We selected 604 consecutive children free from clinically detectable heart disease; subjects whose electrocardiogram showed a bifid T wave underwent a complete clinical and echocardiographic examination. In addition, the electrocardiograms of 110 consecutive adults have also been analyzed. A T wave was considered as bifid whenever it was notched, being the 2 peaks separated from each other by a notch with duration ≥ 0.02 sec and voltage ≥ 0.05 mV. Moreover, in 7 children with bifid T wave in lead V2 further precordial recordings were obtained: a small electrode was gradually moved from V1 to V3, and 4 additional leads were recorded: 2 between V1 an V2, and 2 between V2 and V3.

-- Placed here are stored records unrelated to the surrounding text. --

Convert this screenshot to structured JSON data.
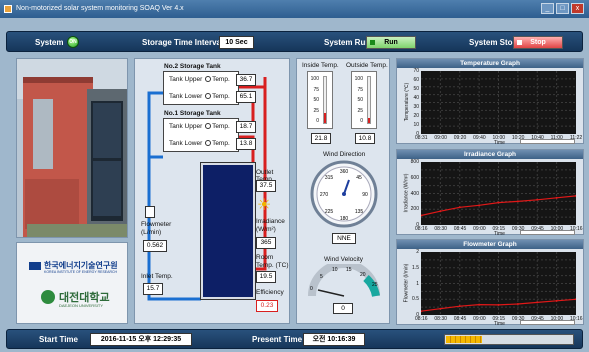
{
  "window": {
    "title": "Non-motorized solar system monitoring SOAQ Ver 4.x",
    "min": "_",
    "max": "□",
    "close": "x"
  },
  "top": {
    "system_label": "System",
    "system_led": "ON",
    "interval_label": "Storage Time Interval",
    "interval_value": "10 Sec",
    "run_label": "System Run",
    "run_button": "Run",
    "stop_label": "System Stop",
    "stop_button": "Stop"
  },
  "tanks": {
    "no2": {
      "title": "No.2 Storage Tank",
      "upper_label": "Tank Upper",
      "lower_label": "Tank Lower",
      "temp_word": "Temp.",
      "upper": "36.7",
      "lower": "65.1"
    },
    "no1": {
      "title": "No.1 Storage Tank",
      "upper_label": "Tank Upper",
      "lower_label": "Tank Lower",
      "temp_word": "Temp.",
      "upper": "18.7",
      "lower": "13.8"
    }
  },
  "readings": {
    "flowmeter_label": "Flowmeter (L/min)",
    "flowmeter": "0.562",
    "inlet_label": "Inlet Temp.",
    "inlet": "15.7",
    "outlet_label": "Outlet Temp.",
    "outlet": "37.5",
    "irradiance_label": "Irradiance (W/m²)",
    "irradiance": "365",
    "room_label": "Room Temp. (TC)",
    "room": "19.5",
    "efficiency_label": "Efficiency",
    "efficiency": "0.23"
  },
  "thermo": {
    "inside_label": "Inside Temp.",
    "outside_label": "Outside Temp.",
    "inside": "21.8",
    "outside": "10.8",
    "scale": [
      "100",
      "75",
      "50",
      "25",
      "0"
    ],
    "inside_level": 0.22,
    "outside_level": 0.11
  },
  "wind": {
    "dir_label": "Wind Direction",
    "dir_ticks": [
      "360",
      "315",
      "45",
      "270",
      "90",
      "225",
      "135",
      "180"
    ],
    "dir_value": "NNE",
    "vel_label": "Wind Velocity",
    "vel_ticks": [
      "0",
      "5",
      "10",
      "15",
      "20",
      "25"
    ],
    "vel_value": "0"
  },
  "graphs": {
    "temperature": {
      "title": "Temperature Graph",
      "ylabel": "Temperature (℃)",
      "yticks": [
        "70",
        "60",
        "50",
        "40",
        "30",
        "20",
        "10",
        "0"
      ],
      "xticks": [
        "08:31",
        "09:00",
        "09:20",
        "09:40",
        "10:00",
        "10:20",
        "10:40",
        "11:00",
        "11:22"
      ],
      "xlabel": "Time"
    },
    "irradiance": {
      "title": "Irradiance Graph",
      "ylabel": "Irradiance (W/m²)",
      "yticks": [
        "800",
        "600",
        "400",
        "200",
        "0"
      ],
      "xticks": [
        "08:16",
        "08:30",
        "08:45",
        "09:00",
        "09:15",
        "09:30",
        "09:45",
        "10:00",
        "10:16"
      ],
      "xlabel": "Time"
    },
    "flow": {
      "title": "Flowmeter Graph",
      "ylabel": "Flowmeter (l/min)",
      "yticks": [
        "2",
        "1.5",
        "1",
        "0.5",
        "0"
      ],
      "xticks": [
        "08:16",
        "08:30",
        "08:45",
        "09:00",
        "09:15",
        "09:30",
        "09:45",
        "10:00",
        "10:16"
      ],
      "xlabel": "Time"
    }
  },
  "chart_data": [
    {
      "type": "line",
      "title": "Temperature Graph",
      "ylabel": "Temperature (℃)",
      "xlabel": "Time",
      "ylim": [
        0,
        70
      ],
      "x": [],
      "series": []
    },
    {
      "type": "line",
      "title": "Irradiance Graph",
      "ylabel": "Irradiance (W/m²)",
      "xlabel": "Time",
      "ylim": [
        0,
        800
      ],
      "x": [
        "08:16",
        "08:30",
        "08:45",
        "09:00",
        "09:15",
        "09:30",
        "09:45",
        "10:00",
        "10:16"
      ],
      "series": [
        {
          "values": [
            120,
            175,
            225,
            250,
            285,
            300,
            320,
            345,
            370
          ]
        }
      ]
    },
    {
      "type": "line",
      "title": "Flowmeter Graph",
      "ylabel": "Flowmeter (l/min)",
      "xlabel": "Time",
      "ylim": [
        0,
        2
      ],
      "x": [
        "08:16",
        "08:30",
        "08:45",
        "09:00",
        "09:15",
        "09:30",
        "09:45",
        "10:00",
        "10:16"
      ],
      "series": [
        {
          "values": [
            0.12,
            0.2,
            0.28,
            0.33,
            0.32,
            0.35,
            0.4,
            0.45,
            0.5
          ]
        }
      ]
    }
  ],
  "logos": {
    "kier_name": "한국에너지기술연구원",
    "kier_sub": "KOREA INSTITUTE OF ENERGY RESEARCH",
    "dju_name": "대전대학교",
    "dju_sub": "DAEJEON UNIVERSITY"
  },
  "bottom": {
    "start_label": "Start Time",
    "start_value": "2016-11-15 오후 12:29:35",
    "present_label": "Present Time",
    "present_value": "오전 10:16:39",
    "progress": 0.28
  },
  "colors": {
    "bar": "#1f4670",
    "hot": "#d81f1f",
    "cold": "#1a6fd1",
    "collector": "#0d1f66",
    "trace": "#e01818"
  }
}
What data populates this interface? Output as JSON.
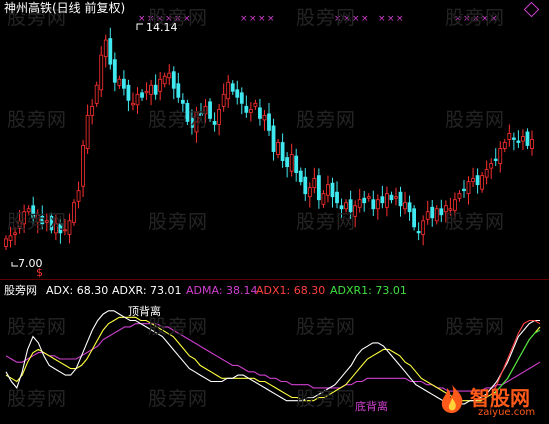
{
  "upper_panel": {
    "title": "神州高铁(日线 前复权)",
    "high_label": "14.14",
    "low_label": "7.00"
  },
  "lower_panel": {
    "indicator_name": "股旁网",
    "adx": "ADX: 68.30",
    "adxr": "ADXR: 73.01",
    "adma": "ADMA: 38.14",
    "adx1": "ADX1: 68.30",
    "adxr1": "ADXR1: 73.01",
    "top_divergence_label": "顶背离",
    "bottom_divergence_label": "底背离"
  },
  "watermark": "股旁网",
  "logo": {
    "text": "智股网",
    "url": "zaiyue.com"
  },
  "colors": {
    "up": "#ff3030",
    "down": "#40e8f0",
    "adx_line": "#ffffff",
    "adxr_line": "#ffff40",
    "adma_line": "#d040d0",
    "adx1_line": "#ff4040",
    "adxr1_line": "#40e040",
    "marker": "#d040d0"
  },
  "chart_data": {
    "type": "candlestick",
    "high_annotation": 14.14,
    "low_annotation": 7.0,
    "ylim": [
      6.5,
      14.6
    ],
    "closes": [
      7.4,
      7.5,
      7.6,
      8.0,
      8.3,
      8.4,
      8.1,
      8.2,
      7.9,
      8.0,
      7.7,
      7.9,
      7.6,
      7.7,
      8.0,
      8.6,
      9.0,
      10.5,
      11.5,
      11.8,
      12.5,
      13.5,
      14.0,
      13.2,
      12.6,
      12.7,
      12.4,
      12.0,
      11.9,
      12.2,
      12.1,
      12.3,
      12.5,
      12.2,
      12.7,
      12.8,
      12.9,
      12.4,
      12.1,
      11.9,
      11.3,
      11.1,
      11.6,
      11.5,
      11.8,
      11.4,
      11.2,
      11.7,
      12.2,
      12.6,
      12.3,
      12.1,
      11.9,
      11.6,
      11.7,
      11.9,
      11.4,
      11.5,
      11.0,
      10.3,
      10.6,
      10.0,
      9.8,
      10.2,
      9.6,
      9.3,
      8.9,
      9.1,
      9.4,
      8.7,
      8.9,
      9.2,
      8.8,
      8.6,
      8.4,
      8.6,
      8.3,
      8.5,
      8.7,
      8.6,
      8.8,
      8.4,
      8.7,
      8.6,
      8.9,
      8.7,
      8.8,
      8.5,
      8.6,
      8.3,
      7.8,
      7.6,
      8.0,
      8.3,
      8.1,
      8.4,
      8.2,
      8.5,
      8.4,
      8.7,
      8.9,
      9.0,
      9.3,
      9.4,
      9.2,
      9.5,
      9.7,
      9.9,
      10.0,
      10.4,
      10.6,
      10.9,
      10.7,
      10.6,
      10.8,
      10.5,
      10.7
    ],
    "adx": [
      45,
      42,
      40,
      45,
      52,
      56,
      54,
      50,
      47,
      46,
      45,
      44,
      44,
      46,
      50,
      54,
      58,
      61,
      63,
      64,
      64,
      63,
      62,
      61,
      61,
      60,
      59,
      58,
      57,
      56,
      54,
      52,
      50,
      48,
      46,
      45,
      44,
      43,
      42,
      42,
      42,
      43,
      43,
      44,
      44,
      43,
      42,
      41,
      40,
      39,
      38,
      37,
      36,
      36,
      36,
      36,
      37,
      37,
      38,
      39,
      40,
      41,
      43,
      45,
      47,
      50,
      52,
      53,
      54,
      54,
      53,
      51,
      49,
      47,
      45,
      43,
      41,
      40,
      39,
      38,
      37,
      36,
      35,
      35,
      35,
      35,
      36,
      36,
      37,
      38,
      40,
      42,
      45,
      48,
      52,
      56,
      58,
      60,
      61,
      61
    ],
    "adxr": [
      44,
      43,
      42,
      44,
      48,
      51,
      52,
      51,
      50,
      49,
      48,
      47,
      46,
      46,
      47,
      49,
      52,
      55,
      58,
      60,
      61,
      62,
      62,
      62,
      62,
      61,
      61,
      60,
      59,
      58,
      57,
      56,
      54,
      52,
      50,
      49,
      47,
      46,
      45,
      44,
      43,
      43,
      43,
      43,
      43,
      43,
      43,
      42,
      42,
      41,
      40,
      39,
      38,
      37,
      37,
      36,
      36,
      36,
      37,
      37,
      38,
      39,
      40,
      41,
      43,
      45,
      47,
      49,
      50,
      51,
      52,
      52,
      51,
      50,
      48,
      47,
      45,
      43,
      42,
      41,
      40,
      39,
      38,
      37,
      36,
      36,
      36,
      36,
      36,
      37,
      38,
      39,
      41,
      43,
      46,
      49,
      52,
      55,
      57,
      59
    ],
    "adma": [
      50,
      49,
      48,
      48,
      49,
      50,
      51,
      51,
      50,
      50,
      49,
      49,
      49,
      49,
      50,
      51,
      52,
      53,
      55,
      56,
      57,
      58,
      59,
      59,
      60,
      60,
      60,
      60,
      60,
      59,
      59,
      58,
      57,
      56,
      55,
      54,
      53,
      52,
      51,
      50,
      49,
      48,
      47,
      47,
      46,
      45,
      45,
      44,
      44,
      43,
      43,
      42,
      42,
      41,
      41,
      41,
      41,
      40,
      40,
      40,
      40,
      40,
      40,
      41,
      41,
      42,
      42,
      43,
      43,
      43,
      43,
      43,
      43,
      43,
      43,
      42,
      42,
      42,
      41,
      41,
      40,
      40,
      39,
      39,
      39,
      39,
      39,
      39,
      39,
      40,
      40,
      41,
      41,
      42,
      43,
      44,
      45,
      46,
      47,
      48
    ],
    "adx1_tail": [
      38,
      41,
      45,
      49,
      53,
      57,
      60,
      61,
      61,
      60
    ],
    "adxr1_tail": [
      37,
      39,
      41,
      43,
      46,
      49,
      52,
      55,
      57,
      58
    ]
  }
}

A bifid T wave was observed in 110 children (18,3%), with a relatively age-related incidence; the highest rate of bifid T waves (53%) occurred in the group of 5-year-old children. The bifid T wave was detected only in lead V2 in 51 cases (46,4%), only in lead V3 in 5 cases (4,6%), in both leads V2 and V3 in 50 cases (45,4%), and in leads other than V2 and V3 in 4 cases (3,6%). In the adult group, none of the examined electrocardiograms showed bifid T waves in any lead.
In the bifid T wave paediatric population, the echocardiogram did not reveal any abnormality, apart from 3 subjects which had an asymptomatic mitral valve prolapse; a trivial mitral and/or tricuspid regurgitation detected by color Doppler, as well as a patent foramen ovale in infants, were not considered as abnormal findings. The QTc interval was normal in all of the subjects; the average QTc interval was not different in the bifid T wave population (402 ± 46 msec) with respect to the control group (407 ± 39 msec).
The incidence of bifid T waves in leads V2 and V3 in normal children is high, and awareness of this phenomenon avoids possible misinterpretations leading to a diagnosis of ECG abnormalities.